[Records from a dataset]
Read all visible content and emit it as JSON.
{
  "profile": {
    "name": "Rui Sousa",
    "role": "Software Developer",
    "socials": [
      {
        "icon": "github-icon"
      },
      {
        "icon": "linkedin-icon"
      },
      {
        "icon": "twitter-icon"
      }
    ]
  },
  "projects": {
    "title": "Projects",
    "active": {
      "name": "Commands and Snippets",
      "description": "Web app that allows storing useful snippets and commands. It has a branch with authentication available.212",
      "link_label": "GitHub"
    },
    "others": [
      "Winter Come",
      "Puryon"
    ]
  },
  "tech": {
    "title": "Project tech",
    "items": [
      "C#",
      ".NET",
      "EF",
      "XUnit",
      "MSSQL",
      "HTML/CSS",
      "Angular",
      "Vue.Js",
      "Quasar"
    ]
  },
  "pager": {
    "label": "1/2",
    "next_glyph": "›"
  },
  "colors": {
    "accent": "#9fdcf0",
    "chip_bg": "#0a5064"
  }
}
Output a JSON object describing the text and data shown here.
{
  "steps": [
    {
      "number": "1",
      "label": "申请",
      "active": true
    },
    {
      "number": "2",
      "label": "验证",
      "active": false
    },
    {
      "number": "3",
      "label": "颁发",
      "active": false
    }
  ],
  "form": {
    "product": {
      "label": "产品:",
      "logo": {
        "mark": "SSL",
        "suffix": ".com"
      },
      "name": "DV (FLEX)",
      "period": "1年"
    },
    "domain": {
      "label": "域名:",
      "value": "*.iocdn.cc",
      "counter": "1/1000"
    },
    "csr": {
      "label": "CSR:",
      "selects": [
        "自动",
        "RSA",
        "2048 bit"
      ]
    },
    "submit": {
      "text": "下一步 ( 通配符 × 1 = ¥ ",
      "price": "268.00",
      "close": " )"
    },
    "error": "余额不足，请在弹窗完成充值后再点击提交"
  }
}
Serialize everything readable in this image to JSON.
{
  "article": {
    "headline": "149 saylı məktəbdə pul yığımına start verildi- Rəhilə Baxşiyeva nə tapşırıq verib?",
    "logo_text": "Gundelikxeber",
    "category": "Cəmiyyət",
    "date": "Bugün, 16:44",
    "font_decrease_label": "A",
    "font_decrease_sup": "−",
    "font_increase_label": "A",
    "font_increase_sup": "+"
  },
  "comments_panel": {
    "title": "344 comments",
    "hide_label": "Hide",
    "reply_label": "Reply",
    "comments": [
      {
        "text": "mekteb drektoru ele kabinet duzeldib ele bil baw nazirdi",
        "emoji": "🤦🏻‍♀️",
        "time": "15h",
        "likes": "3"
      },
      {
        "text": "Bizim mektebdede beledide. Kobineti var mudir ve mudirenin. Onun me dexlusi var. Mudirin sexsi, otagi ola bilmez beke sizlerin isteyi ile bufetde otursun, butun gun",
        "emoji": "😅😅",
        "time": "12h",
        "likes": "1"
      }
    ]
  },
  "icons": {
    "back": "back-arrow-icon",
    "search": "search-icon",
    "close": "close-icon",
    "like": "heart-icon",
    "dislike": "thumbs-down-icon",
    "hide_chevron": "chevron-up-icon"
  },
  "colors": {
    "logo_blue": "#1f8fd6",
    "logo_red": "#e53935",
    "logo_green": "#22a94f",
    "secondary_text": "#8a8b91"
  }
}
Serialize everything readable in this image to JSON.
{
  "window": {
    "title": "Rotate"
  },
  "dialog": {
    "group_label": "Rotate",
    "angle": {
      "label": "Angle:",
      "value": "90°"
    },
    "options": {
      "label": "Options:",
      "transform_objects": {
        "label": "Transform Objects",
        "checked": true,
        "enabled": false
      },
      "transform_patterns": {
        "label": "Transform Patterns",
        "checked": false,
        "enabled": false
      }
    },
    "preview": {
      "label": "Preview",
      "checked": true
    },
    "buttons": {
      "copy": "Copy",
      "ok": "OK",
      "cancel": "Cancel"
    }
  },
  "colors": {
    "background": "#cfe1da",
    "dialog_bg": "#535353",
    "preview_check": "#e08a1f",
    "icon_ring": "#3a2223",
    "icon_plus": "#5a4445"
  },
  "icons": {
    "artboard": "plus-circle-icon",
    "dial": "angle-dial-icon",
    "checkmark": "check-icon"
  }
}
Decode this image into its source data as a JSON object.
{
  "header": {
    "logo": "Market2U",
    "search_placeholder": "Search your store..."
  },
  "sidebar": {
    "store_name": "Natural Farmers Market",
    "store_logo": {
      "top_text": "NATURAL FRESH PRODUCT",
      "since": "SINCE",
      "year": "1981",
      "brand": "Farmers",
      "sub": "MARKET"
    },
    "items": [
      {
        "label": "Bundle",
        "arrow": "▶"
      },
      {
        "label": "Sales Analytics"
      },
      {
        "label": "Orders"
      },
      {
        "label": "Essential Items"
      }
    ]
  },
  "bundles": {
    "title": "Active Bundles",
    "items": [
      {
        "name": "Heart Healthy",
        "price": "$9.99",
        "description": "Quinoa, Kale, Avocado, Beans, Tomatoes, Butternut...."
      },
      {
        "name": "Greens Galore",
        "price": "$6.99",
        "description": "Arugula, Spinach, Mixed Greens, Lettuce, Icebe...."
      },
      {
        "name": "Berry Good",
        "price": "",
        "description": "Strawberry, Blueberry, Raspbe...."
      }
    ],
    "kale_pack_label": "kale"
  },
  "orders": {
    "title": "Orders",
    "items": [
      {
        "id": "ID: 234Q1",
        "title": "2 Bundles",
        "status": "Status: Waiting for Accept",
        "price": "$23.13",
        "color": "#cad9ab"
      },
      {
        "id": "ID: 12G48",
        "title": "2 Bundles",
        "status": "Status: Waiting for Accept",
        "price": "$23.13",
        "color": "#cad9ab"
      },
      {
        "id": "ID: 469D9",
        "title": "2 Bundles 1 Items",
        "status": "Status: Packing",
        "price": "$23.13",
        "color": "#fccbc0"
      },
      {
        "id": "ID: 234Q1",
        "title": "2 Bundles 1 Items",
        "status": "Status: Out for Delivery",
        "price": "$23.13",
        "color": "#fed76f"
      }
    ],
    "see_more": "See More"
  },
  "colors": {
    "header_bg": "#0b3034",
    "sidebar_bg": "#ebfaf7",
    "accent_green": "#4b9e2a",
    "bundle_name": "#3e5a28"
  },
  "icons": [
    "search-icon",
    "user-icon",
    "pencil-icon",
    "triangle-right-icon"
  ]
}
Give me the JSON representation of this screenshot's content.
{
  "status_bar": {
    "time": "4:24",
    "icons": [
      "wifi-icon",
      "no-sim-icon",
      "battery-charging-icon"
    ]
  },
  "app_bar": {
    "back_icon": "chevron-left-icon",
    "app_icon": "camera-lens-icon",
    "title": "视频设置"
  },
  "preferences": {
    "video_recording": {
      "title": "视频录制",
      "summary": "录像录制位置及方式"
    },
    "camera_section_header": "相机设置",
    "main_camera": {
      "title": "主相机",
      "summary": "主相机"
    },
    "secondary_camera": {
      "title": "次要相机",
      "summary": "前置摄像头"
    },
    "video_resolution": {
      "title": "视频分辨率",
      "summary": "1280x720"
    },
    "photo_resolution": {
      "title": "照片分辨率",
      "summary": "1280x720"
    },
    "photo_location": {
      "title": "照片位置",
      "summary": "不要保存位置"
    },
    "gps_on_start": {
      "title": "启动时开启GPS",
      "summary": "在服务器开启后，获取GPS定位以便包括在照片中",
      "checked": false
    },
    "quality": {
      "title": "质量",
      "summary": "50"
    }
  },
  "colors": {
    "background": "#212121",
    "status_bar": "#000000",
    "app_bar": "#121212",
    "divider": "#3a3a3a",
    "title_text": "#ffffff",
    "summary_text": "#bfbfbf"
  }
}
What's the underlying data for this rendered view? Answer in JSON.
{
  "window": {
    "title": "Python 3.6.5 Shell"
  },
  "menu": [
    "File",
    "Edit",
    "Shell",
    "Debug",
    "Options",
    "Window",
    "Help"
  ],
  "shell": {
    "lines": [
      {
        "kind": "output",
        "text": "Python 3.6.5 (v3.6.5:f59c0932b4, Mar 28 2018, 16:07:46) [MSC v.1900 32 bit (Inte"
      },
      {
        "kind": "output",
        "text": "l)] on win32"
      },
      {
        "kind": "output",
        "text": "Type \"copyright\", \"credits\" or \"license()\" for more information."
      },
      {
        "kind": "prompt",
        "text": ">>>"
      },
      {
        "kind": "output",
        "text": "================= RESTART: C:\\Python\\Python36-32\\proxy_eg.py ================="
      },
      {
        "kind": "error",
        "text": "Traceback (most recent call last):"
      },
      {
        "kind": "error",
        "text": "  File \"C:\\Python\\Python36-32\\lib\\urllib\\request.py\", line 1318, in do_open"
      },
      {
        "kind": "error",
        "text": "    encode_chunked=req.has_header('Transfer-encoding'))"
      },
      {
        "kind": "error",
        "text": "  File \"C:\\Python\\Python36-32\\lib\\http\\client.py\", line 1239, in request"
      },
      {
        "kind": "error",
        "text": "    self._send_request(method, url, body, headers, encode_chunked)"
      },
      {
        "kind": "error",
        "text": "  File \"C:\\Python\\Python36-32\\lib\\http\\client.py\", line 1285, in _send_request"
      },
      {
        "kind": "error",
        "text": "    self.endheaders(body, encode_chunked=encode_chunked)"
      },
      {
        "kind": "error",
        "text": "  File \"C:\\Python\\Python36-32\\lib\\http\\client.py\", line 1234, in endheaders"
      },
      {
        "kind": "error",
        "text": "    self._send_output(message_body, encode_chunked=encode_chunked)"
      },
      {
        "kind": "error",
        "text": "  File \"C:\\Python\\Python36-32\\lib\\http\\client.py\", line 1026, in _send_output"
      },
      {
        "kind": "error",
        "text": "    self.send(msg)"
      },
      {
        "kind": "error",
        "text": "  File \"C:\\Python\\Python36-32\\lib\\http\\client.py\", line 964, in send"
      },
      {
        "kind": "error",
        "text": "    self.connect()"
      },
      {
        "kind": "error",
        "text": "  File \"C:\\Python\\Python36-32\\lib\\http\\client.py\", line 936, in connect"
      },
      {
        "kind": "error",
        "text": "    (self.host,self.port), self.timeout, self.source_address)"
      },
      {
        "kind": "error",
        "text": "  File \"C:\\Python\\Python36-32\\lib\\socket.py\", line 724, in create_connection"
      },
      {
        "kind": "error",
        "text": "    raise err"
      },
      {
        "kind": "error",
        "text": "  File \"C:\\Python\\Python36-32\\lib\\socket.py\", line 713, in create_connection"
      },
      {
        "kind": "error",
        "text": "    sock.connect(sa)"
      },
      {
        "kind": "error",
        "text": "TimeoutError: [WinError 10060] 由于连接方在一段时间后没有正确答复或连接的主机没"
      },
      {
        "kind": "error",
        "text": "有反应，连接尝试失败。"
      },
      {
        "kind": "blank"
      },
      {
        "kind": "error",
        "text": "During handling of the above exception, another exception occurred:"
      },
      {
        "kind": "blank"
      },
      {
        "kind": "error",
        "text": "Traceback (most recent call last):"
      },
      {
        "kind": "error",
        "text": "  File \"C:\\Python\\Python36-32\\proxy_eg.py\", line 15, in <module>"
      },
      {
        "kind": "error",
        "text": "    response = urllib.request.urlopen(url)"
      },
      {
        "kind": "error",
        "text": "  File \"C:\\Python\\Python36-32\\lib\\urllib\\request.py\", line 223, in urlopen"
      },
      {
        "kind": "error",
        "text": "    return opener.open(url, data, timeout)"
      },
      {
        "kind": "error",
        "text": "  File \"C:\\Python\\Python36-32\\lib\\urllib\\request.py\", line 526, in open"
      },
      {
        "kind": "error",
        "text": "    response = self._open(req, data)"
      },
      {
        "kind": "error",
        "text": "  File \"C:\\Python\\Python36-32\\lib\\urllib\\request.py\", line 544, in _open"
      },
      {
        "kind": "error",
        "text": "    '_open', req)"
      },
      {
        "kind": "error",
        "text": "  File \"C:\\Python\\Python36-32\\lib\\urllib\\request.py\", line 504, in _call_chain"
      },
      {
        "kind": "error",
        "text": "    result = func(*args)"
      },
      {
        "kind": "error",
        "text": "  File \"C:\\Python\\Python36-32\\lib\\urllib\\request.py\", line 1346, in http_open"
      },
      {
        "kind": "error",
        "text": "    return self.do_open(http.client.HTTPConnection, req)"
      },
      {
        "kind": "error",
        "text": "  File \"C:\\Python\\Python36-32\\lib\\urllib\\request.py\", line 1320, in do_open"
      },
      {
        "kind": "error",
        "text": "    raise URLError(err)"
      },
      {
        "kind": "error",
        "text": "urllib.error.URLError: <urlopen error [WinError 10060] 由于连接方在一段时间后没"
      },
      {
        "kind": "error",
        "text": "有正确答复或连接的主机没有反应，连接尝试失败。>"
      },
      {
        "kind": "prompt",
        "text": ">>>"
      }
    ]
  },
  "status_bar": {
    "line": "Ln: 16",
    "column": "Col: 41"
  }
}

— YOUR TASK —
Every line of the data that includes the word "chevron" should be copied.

— TASK OUTPUT —
    "hide_chevron": "chevron-up-icon"
    "back_icon": "chevron-left-icon",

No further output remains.